Birthright Israel is launching an interactive video “Choose Your Own Adventure” on a platform called Eko, allowing people to choose in real time which sites in Israel they want to visit. A local Israeli guide will introduce visitors to the locations and Israelis who can provide a deeper perspective. The video tour takes about 8 to 10 minutes. Birthright Israel trips are still on hold due to the Covid-19 pandemic.
The Orthodox Union and the Rabbinical Council of America have provided a detailed document with their guidance for synagogues for the upcoming High Holidays in light of the pandemic. The guide provides 16 points related to specific High Holiday elements.
Democratic Majority for Israel presents a discussion featuring Representative Max Rose, Kathy Manning, and Ritchie Torres. The event is second in a series of live virtual events during the Democratic National Convention, featuring prominent foreign policy experts, pro-Israel lawmakers and Democratic political strategists. Aug. 18, 1 p.m.
An internet videoconference (via Zoom) will address the topic of “Restoring Jewish Cemeteries of Poland: The Task Ahead.” Simultaneous two-way Polish-English translation will be available.
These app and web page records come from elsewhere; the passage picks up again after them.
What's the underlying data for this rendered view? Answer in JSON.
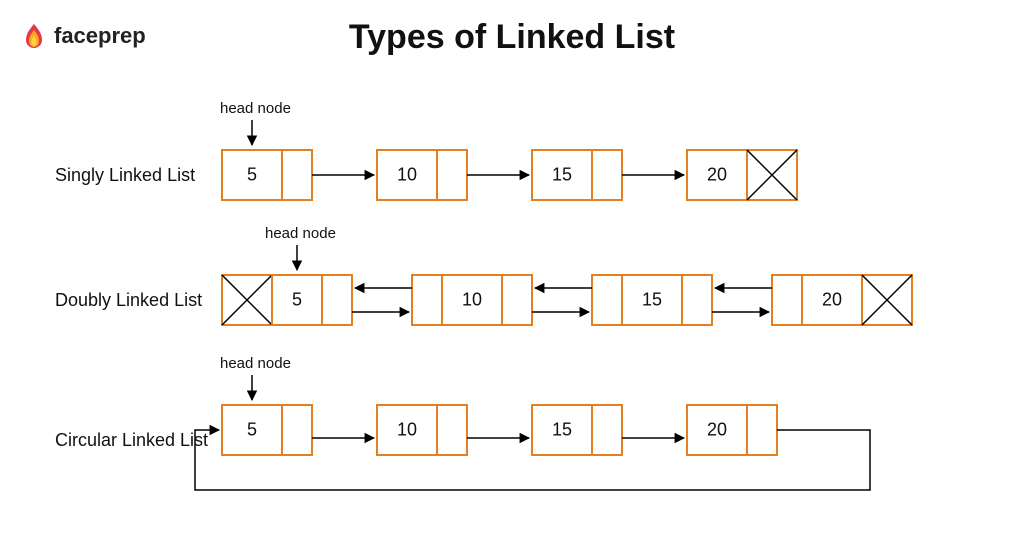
{
  "brand": "faceprep",
  "title": "Types of Linked List",
  "headLabel": "head node",
  "diagrams": {
    "singly": {
      "label": "Singly Linked List",
      "nodes": [
        "5",
        "10",
        "15",
        "20"
      ]
    },
    "doubly": {
      "label": "Doubly Linked List",
      "nodes": [
        "5",
        "10",
        "15",
        "20"
      ]
    },
    "circular": {
      "label": "Circular Linked List",
      "nodes": [
        "5",
        "10",
        "15",
        "20"
      ]
    }
  }
}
One hour prior to the formal meeting, there will be “Introduce Yourselves” live-meeting rooms where attendees will have the opportunity to meet informally to share topic-related issues. The meeting is organized by the Friends of Jewish Heritage in Poland, The Matzevah Foundation, the Foundation for the Preservation of Jewish Heritage in Poland, and the Chief Rabbinate of Poland. Aug. 18, 11:00 a.m. – 2:00 p.m.
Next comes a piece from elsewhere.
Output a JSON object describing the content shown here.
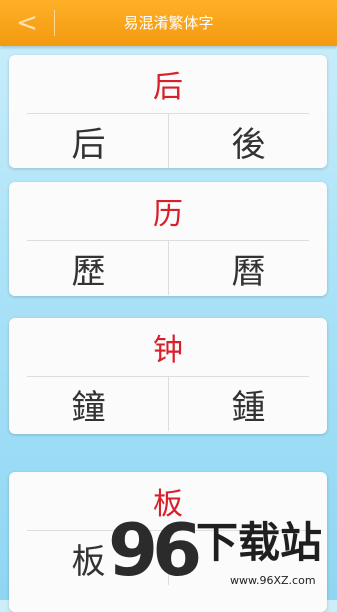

Join Tablet Magazine Deputy Editor Stephanie Butnick, co-host of the Jewish podcast “Unorthodox,” for a new MJH Live series exploring the grandchildren and great-grandchildren of Holocaust survivors. She will be joined by Melbourne-based author and historian David Slucki, whose 2019 book “Sing This at My Funeral: A Memoir of Fathers and Sons” shows how traumatic family histories leave their mark for generations. Aug. 18, 7 p.m.